[SUPPLIED MATERIAL]

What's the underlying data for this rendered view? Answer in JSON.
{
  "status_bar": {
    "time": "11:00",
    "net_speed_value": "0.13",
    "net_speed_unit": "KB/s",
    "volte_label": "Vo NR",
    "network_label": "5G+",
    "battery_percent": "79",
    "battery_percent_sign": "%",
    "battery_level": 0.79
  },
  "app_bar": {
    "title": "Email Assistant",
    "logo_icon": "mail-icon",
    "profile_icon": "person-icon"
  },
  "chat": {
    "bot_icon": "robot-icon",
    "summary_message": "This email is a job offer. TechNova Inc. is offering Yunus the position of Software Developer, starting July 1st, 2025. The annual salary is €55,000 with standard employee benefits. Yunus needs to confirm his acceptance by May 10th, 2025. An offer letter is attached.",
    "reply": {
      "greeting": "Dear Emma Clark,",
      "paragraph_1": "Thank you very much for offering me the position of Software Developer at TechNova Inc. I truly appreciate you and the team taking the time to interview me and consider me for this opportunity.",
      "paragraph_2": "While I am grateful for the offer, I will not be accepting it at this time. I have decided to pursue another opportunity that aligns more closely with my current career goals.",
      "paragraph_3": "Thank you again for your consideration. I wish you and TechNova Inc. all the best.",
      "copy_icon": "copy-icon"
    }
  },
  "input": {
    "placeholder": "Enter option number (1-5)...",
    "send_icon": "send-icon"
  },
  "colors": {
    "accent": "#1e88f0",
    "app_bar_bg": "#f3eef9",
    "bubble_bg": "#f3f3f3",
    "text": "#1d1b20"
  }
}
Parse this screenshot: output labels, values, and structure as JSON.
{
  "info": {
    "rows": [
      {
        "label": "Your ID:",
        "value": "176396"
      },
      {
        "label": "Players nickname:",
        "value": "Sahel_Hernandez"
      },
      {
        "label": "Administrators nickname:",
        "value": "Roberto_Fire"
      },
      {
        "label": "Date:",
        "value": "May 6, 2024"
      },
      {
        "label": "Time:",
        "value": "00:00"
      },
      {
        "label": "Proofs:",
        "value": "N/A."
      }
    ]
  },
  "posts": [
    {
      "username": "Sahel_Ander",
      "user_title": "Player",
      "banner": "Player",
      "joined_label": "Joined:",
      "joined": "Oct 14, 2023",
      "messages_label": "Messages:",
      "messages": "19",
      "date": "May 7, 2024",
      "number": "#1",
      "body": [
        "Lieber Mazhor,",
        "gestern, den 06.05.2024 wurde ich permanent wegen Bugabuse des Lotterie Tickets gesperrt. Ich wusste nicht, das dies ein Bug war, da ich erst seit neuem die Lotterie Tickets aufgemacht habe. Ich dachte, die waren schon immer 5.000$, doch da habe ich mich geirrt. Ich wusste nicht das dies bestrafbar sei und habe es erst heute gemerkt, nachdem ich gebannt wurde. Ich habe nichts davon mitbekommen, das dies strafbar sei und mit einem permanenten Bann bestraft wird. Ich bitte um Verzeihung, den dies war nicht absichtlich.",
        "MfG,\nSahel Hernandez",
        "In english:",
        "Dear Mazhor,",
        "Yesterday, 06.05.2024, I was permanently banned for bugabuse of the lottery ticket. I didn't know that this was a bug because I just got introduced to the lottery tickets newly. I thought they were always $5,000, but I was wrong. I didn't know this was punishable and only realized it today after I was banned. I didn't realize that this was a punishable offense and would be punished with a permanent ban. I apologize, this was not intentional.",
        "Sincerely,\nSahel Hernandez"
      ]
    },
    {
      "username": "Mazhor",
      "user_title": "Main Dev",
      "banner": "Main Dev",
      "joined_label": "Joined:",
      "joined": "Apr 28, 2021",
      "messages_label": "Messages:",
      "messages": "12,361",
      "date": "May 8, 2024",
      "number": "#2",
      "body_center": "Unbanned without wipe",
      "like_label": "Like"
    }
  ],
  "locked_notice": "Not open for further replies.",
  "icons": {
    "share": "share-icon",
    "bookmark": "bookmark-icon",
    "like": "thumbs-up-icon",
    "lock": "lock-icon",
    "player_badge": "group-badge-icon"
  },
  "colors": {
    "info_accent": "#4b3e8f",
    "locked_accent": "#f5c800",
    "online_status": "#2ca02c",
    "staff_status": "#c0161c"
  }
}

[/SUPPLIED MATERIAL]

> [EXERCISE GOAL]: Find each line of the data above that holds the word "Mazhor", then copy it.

> [TASK SOLUTION]:
        "Lieber Mazhor,",
        "Dear Mazhor,",
      "username": "Mazhor",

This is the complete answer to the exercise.